Work item
If a line in the entries below holds the string "section", copy it.

• • • •

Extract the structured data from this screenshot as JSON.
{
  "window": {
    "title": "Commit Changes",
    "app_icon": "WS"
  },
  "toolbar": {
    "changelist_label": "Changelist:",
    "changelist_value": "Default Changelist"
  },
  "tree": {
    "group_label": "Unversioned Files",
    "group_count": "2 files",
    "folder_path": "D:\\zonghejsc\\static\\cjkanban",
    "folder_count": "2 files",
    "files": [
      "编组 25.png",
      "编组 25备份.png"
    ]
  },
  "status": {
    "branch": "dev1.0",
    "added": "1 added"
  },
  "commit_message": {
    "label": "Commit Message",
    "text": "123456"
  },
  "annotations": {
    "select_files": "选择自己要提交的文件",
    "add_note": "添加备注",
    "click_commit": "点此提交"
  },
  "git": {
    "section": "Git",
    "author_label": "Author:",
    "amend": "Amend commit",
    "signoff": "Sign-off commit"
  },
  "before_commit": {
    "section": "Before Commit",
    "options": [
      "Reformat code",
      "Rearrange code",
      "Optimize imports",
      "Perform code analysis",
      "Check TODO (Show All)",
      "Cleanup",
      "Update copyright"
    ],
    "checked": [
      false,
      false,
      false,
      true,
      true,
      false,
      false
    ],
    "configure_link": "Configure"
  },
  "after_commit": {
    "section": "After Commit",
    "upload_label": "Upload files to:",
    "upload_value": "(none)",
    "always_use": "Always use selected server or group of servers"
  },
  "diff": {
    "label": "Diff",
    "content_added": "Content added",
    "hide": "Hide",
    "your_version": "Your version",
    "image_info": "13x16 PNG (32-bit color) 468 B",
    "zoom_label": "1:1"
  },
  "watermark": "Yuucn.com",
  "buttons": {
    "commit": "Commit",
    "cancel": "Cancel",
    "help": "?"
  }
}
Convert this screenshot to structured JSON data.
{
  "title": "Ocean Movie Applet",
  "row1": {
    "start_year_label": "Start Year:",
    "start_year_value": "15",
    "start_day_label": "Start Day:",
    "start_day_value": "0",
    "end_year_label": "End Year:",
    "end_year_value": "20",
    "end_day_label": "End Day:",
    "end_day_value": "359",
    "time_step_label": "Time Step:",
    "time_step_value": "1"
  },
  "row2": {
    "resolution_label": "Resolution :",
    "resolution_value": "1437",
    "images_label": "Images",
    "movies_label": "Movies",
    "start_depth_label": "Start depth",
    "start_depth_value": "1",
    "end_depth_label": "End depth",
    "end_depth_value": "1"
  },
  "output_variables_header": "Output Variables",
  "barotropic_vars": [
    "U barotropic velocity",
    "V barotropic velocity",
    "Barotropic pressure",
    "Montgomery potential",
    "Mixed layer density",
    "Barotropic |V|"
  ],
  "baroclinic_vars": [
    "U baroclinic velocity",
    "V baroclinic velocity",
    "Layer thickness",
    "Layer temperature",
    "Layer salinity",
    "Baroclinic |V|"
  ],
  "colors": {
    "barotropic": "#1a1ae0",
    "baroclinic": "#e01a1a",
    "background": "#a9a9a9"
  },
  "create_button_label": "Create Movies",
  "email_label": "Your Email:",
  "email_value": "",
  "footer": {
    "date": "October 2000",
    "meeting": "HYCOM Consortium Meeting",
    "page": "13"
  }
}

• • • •

Answer for this exercise
    "section": "Git",
    "section": "Before Commit",
    "section": "After Commit",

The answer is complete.